**What is required:**
Please copy each line of the records below that includes the word "java".

**Task input:**

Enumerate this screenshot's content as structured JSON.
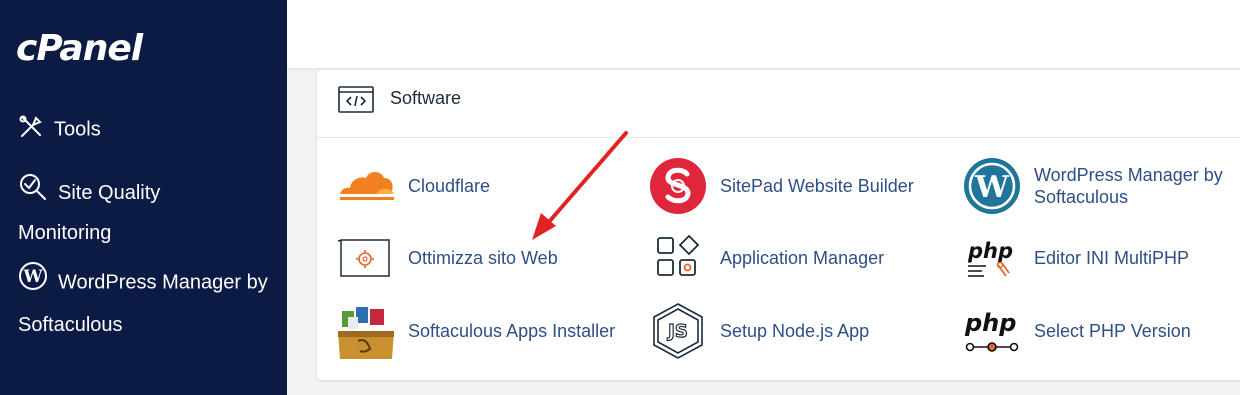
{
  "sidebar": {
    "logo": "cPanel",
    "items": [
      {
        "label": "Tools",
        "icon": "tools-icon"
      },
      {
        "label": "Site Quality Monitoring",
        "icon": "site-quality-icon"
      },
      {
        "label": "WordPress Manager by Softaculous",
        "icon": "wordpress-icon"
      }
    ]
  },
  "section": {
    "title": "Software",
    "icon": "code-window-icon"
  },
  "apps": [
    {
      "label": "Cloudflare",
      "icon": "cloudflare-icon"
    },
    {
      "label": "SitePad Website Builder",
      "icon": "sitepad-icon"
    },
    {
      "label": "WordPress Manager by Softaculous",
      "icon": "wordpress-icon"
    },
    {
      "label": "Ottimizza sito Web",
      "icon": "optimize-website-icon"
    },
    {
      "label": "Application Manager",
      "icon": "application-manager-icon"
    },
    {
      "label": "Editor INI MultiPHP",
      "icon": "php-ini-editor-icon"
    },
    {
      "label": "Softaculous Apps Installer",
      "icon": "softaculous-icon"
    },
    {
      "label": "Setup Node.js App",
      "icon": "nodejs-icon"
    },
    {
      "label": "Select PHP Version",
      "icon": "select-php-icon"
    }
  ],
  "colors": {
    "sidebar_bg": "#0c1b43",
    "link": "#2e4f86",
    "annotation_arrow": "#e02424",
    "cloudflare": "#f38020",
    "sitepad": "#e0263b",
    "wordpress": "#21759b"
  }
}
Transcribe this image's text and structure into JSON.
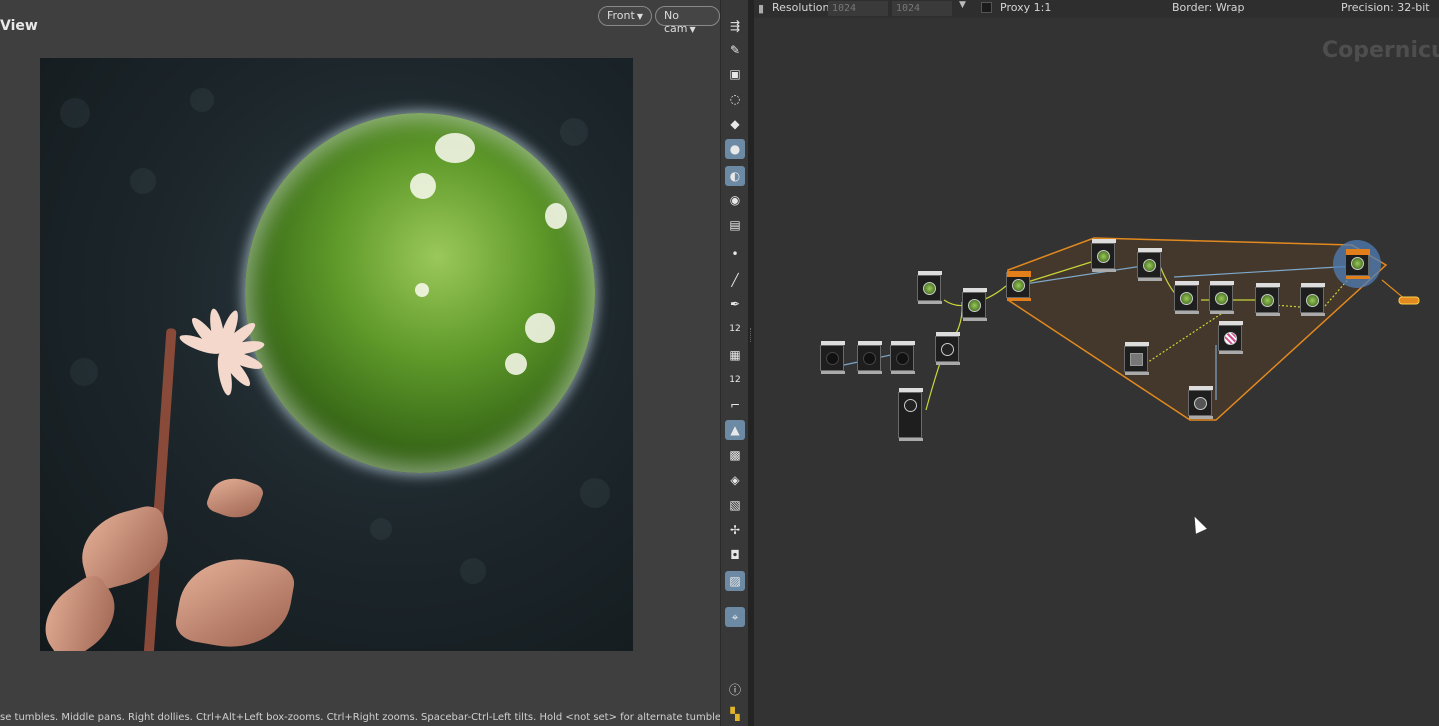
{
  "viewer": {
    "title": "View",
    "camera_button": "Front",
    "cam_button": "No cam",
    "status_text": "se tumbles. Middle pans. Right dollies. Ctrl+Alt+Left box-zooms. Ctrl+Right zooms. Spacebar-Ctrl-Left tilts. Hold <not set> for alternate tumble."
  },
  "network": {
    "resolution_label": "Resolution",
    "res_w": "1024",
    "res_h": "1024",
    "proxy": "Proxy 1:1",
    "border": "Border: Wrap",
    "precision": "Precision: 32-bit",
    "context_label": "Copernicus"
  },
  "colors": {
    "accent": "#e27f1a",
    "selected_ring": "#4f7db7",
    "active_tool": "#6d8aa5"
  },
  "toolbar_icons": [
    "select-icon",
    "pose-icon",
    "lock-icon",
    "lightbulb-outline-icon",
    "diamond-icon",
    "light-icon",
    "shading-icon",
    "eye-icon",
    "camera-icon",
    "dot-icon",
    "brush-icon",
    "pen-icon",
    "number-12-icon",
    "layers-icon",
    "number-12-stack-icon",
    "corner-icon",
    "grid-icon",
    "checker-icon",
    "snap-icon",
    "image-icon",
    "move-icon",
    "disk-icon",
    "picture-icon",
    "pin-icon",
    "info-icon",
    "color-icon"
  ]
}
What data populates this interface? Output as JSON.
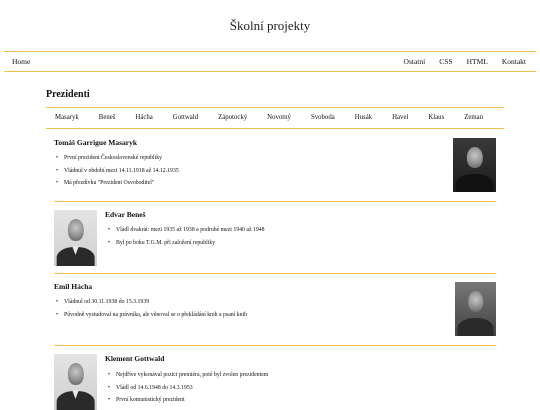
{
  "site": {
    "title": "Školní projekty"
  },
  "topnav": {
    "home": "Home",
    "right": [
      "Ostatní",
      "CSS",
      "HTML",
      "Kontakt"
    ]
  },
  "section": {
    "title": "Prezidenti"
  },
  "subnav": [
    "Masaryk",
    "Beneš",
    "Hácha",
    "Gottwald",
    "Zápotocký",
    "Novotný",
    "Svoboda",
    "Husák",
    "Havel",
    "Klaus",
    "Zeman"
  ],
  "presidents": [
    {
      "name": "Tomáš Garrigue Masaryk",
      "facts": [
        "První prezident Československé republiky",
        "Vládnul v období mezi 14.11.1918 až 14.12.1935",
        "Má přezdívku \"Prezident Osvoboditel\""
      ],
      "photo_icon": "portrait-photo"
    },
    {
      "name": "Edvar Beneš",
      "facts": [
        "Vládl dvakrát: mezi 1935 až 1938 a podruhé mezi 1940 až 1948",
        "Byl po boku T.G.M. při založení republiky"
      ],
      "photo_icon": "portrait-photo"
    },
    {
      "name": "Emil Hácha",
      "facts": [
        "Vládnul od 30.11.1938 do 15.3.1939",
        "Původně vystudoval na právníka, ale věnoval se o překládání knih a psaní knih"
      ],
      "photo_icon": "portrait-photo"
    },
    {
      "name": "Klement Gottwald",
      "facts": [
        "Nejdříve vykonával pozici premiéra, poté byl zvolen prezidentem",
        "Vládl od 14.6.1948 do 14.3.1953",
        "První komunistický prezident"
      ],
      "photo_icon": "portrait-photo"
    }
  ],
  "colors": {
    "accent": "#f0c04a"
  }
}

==

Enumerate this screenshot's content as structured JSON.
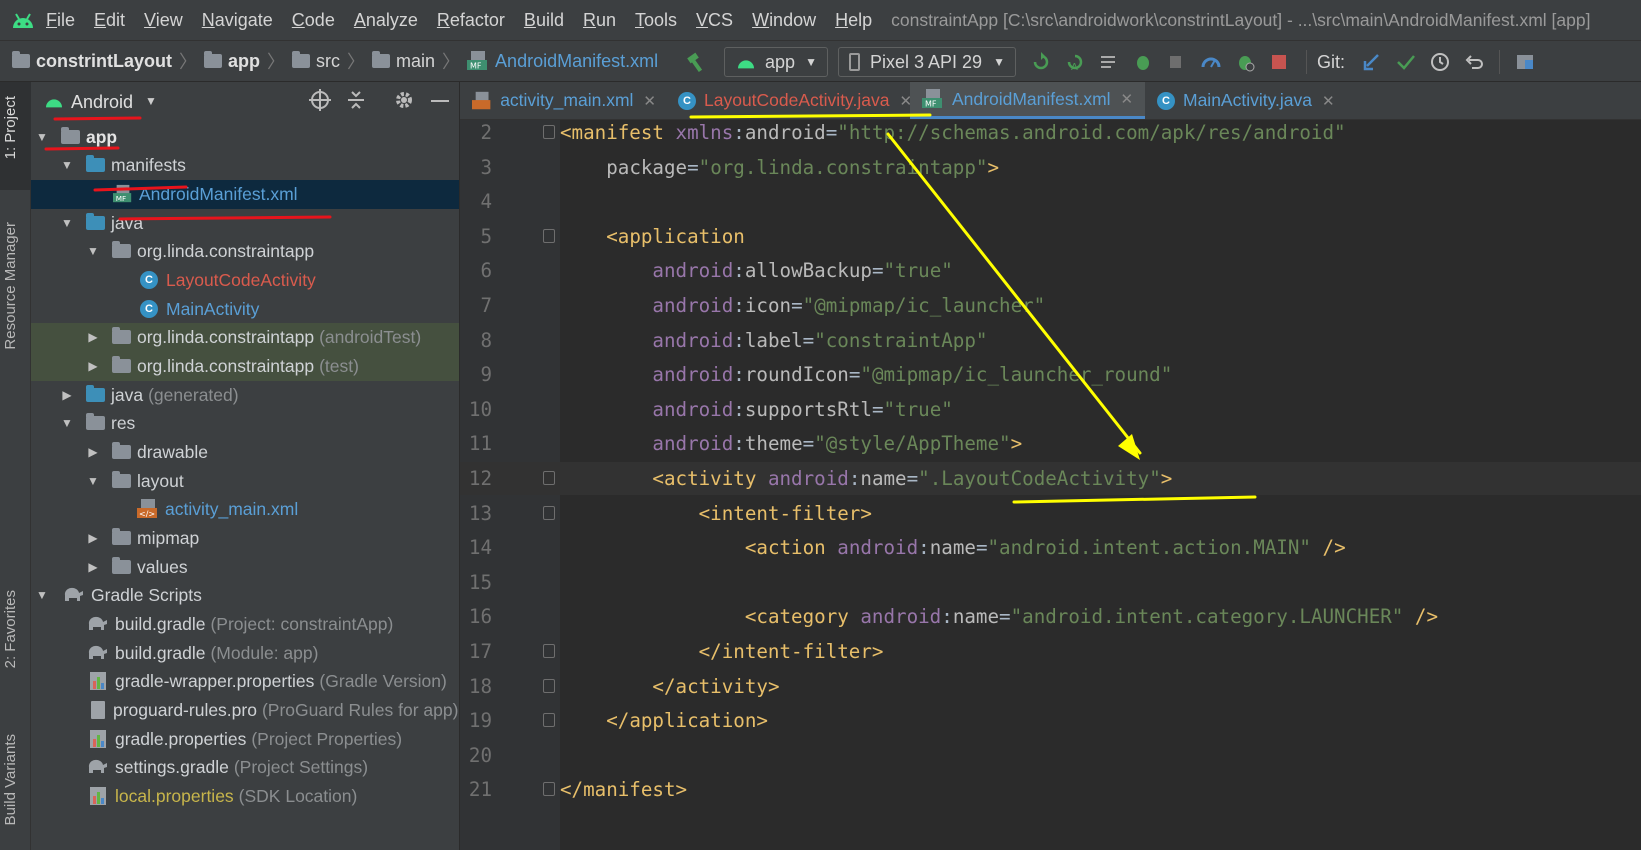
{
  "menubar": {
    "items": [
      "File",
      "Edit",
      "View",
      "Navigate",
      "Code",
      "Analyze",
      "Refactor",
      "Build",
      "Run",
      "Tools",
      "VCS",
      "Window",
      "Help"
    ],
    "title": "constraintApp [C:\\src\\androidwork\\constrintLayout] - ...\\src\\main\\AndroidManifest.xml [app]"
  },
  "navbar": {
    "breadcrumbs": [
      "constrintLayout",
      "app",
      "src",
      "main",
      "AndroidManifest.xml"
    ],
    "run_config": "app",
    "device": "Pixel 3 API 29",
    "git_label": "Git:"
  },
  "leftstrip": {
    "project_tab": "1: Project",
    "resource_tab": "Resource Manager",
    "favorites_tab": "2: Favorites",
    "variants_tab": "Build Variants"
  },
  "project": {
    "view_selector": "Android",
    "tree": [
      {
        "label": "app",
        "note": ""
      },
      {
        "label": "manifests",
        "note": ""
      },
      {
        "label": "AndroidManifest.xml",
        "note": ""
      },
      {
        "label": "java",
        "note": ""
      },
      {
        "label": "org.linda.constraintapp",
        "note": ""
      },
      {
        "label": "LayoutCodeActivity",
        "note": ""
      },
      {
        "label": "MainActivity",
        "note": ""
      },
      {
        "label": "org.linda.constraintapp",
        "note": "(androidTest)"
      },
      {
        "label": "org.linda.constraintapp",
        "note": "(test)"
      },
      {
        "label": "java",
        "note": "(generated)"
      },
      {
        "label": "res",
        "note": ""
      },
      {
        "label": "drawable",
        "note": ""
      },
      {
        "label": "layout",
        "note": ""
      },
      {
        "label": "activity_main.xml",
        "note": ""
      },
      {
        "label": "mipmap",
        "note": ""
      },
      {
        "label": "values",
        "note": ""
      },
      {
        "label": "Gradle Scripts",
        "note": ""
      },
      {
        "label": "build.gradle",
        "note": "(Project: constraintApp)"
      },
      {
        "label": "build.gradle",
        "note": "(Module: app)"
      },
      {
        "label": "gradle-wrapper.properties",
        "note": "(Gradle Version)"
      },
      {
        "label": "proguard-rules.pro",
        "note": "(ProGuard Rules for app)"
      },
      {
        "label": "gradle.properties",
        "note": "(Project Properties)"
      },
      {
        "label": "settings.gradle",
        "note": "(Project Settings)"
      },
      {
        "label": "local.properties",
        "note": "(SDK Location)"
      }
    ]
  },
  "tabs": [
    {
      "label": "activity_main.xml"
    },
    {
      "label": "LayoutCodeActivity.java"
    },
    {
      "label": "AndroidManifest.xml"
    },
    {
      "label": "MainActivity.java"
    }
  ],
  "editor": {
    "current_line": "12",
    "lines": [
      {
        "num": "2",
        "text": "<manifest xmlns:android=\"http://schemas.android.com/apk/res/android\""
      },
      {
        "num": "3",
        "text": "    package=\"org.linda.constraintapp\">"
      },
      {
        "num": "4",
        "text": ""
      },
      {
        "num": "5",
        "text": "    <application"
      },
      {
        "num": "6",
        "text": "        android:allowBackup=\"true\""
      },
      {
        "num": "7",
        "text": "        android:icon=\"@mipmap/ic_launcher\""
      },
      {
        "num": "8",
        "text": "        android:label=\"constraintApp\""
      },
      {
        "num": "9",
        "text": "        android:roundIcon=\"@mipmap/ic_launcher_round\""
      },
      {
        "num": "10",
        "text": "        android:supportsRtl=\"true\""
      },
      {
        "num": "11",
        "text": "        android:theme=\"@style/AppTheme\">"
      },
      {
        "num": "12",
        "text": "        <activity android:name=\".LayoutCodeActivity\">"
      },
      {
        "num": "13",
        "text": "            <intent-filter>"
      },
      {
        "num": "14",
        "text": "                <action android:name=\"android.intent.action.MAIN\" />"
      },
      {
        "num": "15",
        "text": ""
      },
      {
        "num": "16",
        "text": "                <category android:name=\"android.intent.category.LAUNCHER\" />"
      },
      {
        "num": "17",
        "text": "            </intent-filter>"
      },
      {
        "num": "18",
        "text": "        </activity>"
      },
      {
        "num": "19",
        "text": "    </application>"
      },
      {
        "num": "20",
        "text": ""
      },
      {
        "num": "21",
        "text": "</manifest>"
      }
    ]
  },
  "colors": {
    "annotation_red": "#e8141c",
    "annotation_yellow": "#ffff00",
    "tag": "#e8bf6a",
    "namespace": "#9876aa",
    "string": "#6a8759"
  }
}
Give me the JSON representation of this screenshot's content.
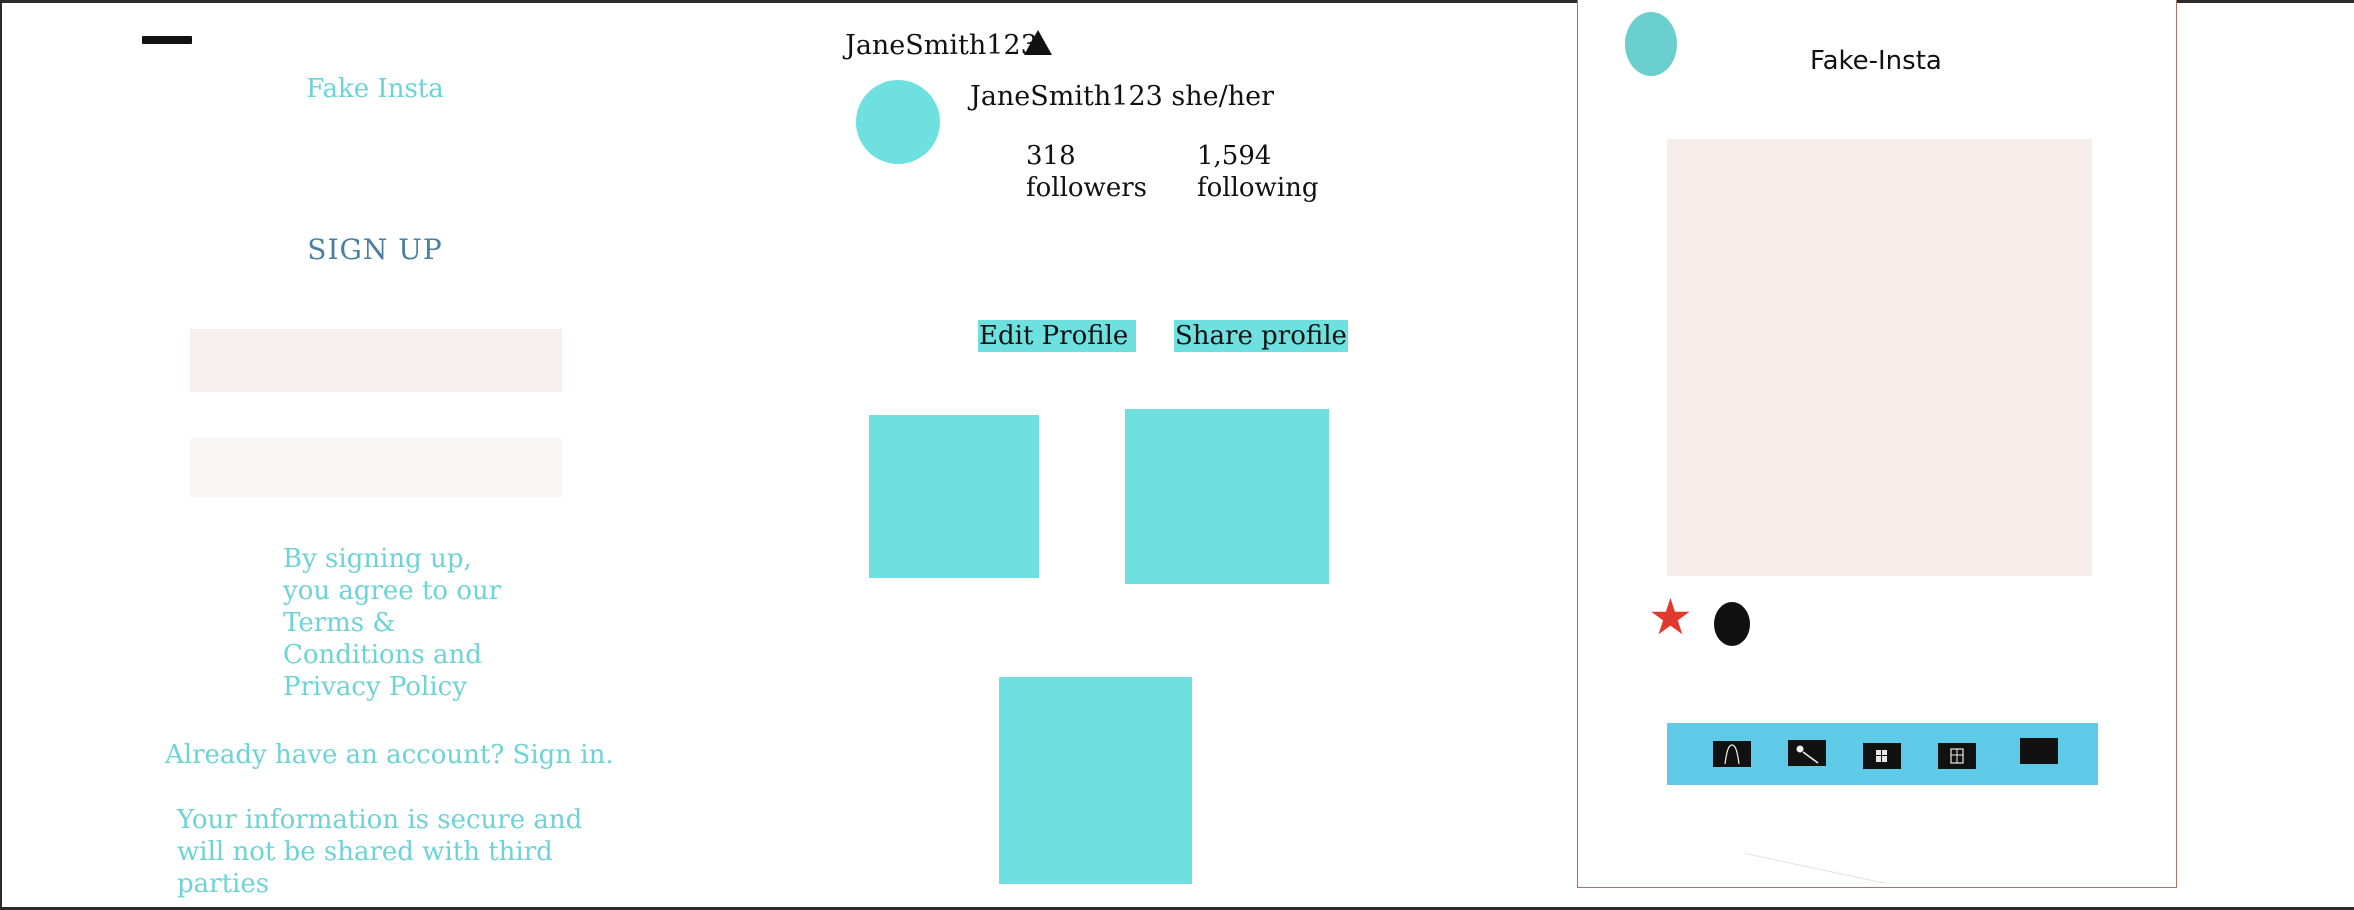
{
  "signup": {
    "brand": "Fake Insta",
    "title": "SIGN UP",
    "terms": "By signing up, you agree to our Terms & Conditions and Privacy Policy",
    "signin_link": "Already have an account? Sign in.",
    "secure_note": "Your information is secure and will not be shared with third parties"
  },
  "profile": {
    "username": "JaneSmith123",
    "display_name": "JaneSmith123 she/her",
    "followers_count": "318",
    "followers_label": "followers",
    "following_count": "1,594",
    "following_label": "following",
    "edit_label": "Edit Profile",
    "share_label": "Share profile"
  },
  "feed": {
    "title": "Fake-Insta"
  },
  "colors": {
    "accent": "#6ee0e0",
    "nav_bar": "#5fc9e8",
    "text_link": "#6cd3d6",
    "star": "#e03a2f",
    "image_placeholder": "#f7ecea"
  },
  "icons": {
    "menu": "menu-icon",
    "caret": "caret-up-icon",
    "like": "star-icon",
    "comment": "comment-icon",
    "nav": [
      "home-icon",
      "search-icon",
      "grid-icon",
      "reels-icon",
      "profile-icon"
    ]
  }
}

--

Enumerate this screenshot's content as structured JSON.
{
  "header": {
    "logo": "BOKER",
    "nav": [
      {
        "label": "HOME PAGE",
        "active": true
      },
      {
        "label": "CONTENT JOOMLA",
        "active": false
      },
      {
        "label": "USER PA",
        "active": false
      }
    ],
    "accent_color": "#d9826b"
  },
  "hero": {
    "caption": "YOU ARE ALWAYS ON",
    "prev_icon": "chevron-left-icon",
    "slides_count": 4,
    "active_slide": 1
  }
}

**Written reply:**
        "label": "java",
        "label": "java",
      "label": "LayoutCodeActivity.java"
      "label": "MainActivity.java"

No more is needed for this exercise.